This is a very easy walk on a well-prepared footpath, along the top of Talla Dam and down the side of the reservoir to the outflow tunnel from Fruid Reservoir. It is well worth taking this short walk, as it provides some fantastic views of the reservoir and surrounding hills.
Parking: There is a car parking area at the start of this walk, at the top of the dam, close to Victoria Lodge.
The dam was built between 1897 and 1905 to meet the increasing requirements for water from Edinburgh. An aqueduct still carries the water through the hills, all the way to Edinburgh. The construction of the earthwork dam and the underground aqueduct was a major feat of Victorian engineering, and was built by an army of 500 labourers managed by the construction firm James Young and Sons, until they went bankrupt, and then by John Best of Leith. The reservoir is now managed by Scottish Water, and draws water from a catchment of 2501 hectares. It is about 2.5 miles long, and it is deepest at the dam side, at about 24.4 metres (80ft).
This route follows the well-constructed path down the south-west side of the reservoir. To reach the start of the walk, either walk along the top of the dam on the grassy bank, or walk along the road, and you can access the walk just after the road turns the corner. NEED THE NEW GATE
Head along the side of the dam until you cross a bridge, and on your left is a bench overlooking the reservoir with stunning views. If you look back across the reservoir, you will see Victoria Lodge, now a private dwelling, that was built in 1897 as the headquarters for the Trustees of the Edinburgh Water Company. This Category B listed building was built in the Scots Renaissance style, and still retains many of the original features.
Continue a short distance to the inlet from Fruid Reservoir. If you choose to descend the steep steps, take care as they can be slippery.

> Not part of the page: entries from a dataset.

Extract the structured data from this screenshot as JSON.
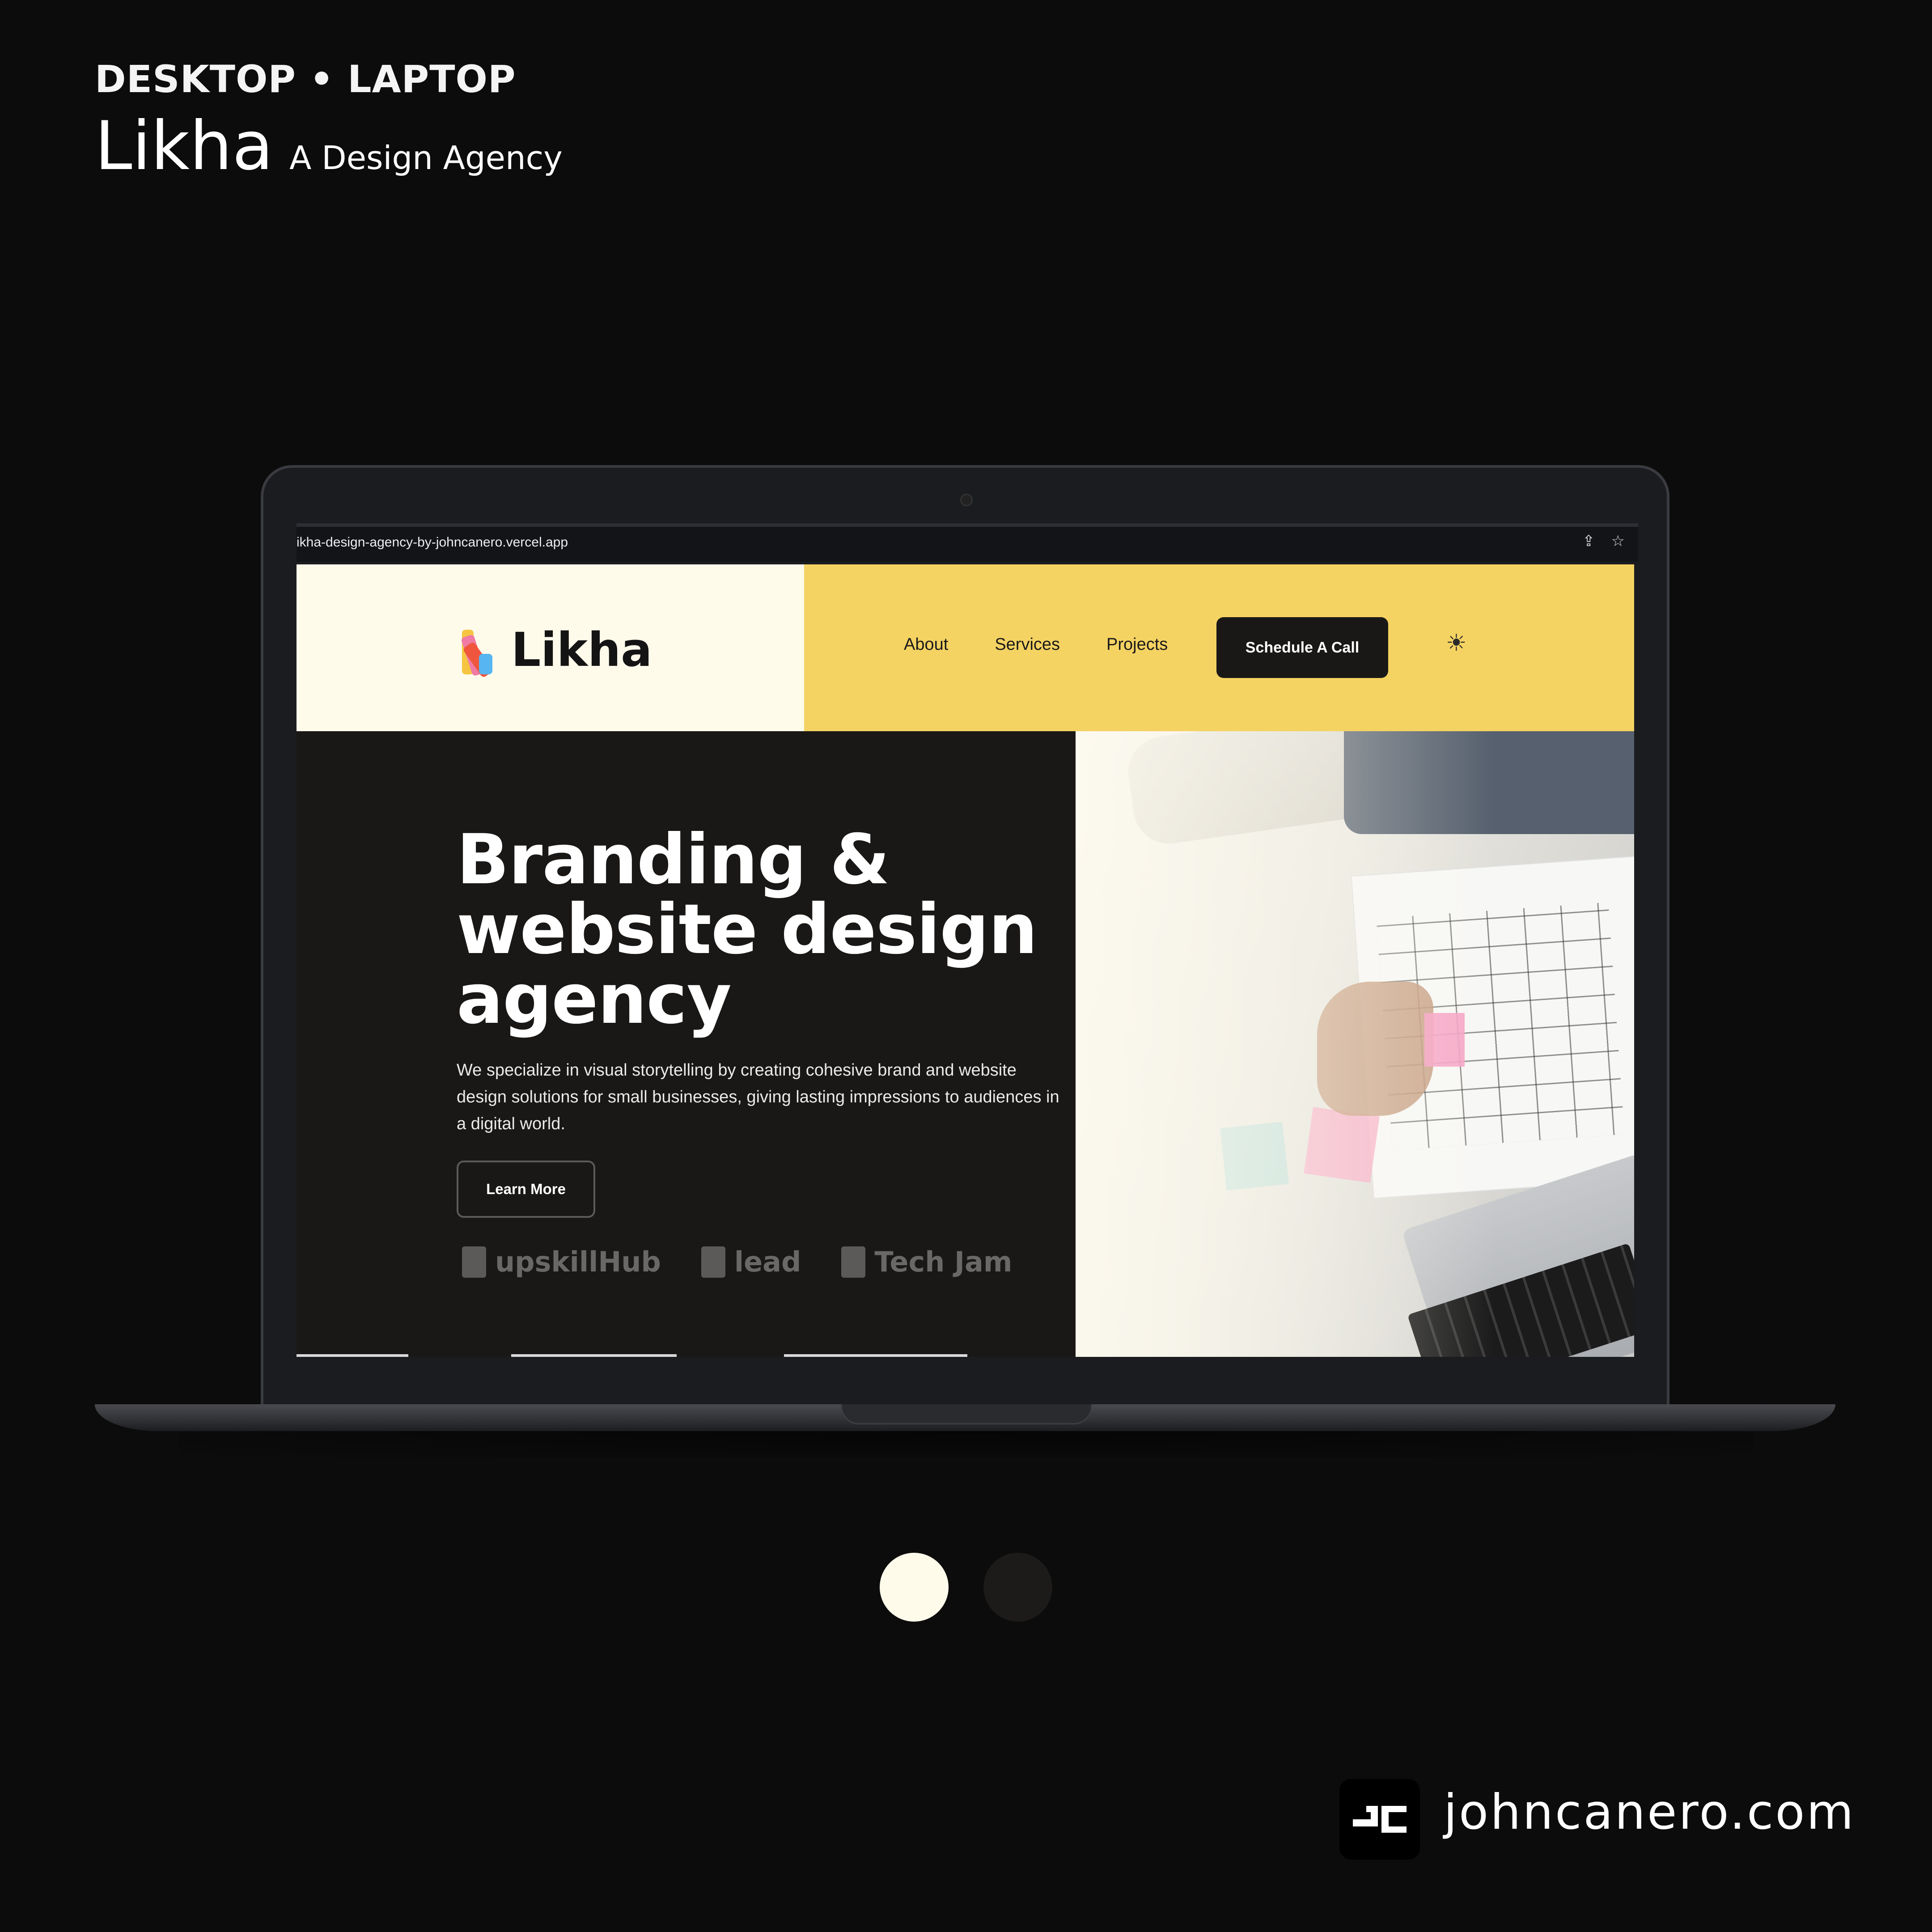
{
  "header": {
    "kicker": "DESKTOP • LAPTOP",
    "title": "Likha",
    "subtitle": "A Design Agency"
  },
  "browser": {
    "url": "ikha-design-agency-by-johncanero.vercel.app",
    "share_icon": "share-icon",
    "bookmark_icon": "star-icon"
  },
  "site": {
    "logo_text": "Likha",
    "nav": {
      "links": [
        "About",
        "Services",
        "Projects"
      ],
      "cta_label": "Schedule A Call",
      "theme_icon": "☀"
    },
    "hero": {
      "heading": "Branding & website design agency",
      "description": "We specialize in visual storytelling by creating cohesive brand and website design solutions for small businesses, giving lasting impressions to audiences in a digital world.",
      "button_label": "Learn More",
      "partners": [
        "upskillHub",
        "lead",
        "Tech Jam"
      ]
    },
    "colors": {
      "nav_left_bg": "#fffbeb",
      "nav_right_bg": "#f5d362",
      "hero_bg": "#1a1816",
      "cta_bg": "#1a1816"
    }
  },
  "slider": {
    "count": 2,
    "active": 1
  },
  "footer": {
    "brand_url": "johncanero.com"
  }
}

Fruid Reservoir was opened in 1967 to top up the water supplies as the demands from Edinburgh increased.
The water from Talla Water was diverted into the bed of the reservoir on 20th May 1905, and was officially opened in 28th September by Lady Cranston, the wife of the Lord Provost. The total cost of the construction was £1.25 million (the equivalent of £156 million in 2020).
Along the edge of the reservoir, look out for remnants and relics of the railway line that would have carried building materials down the side of the reservoir.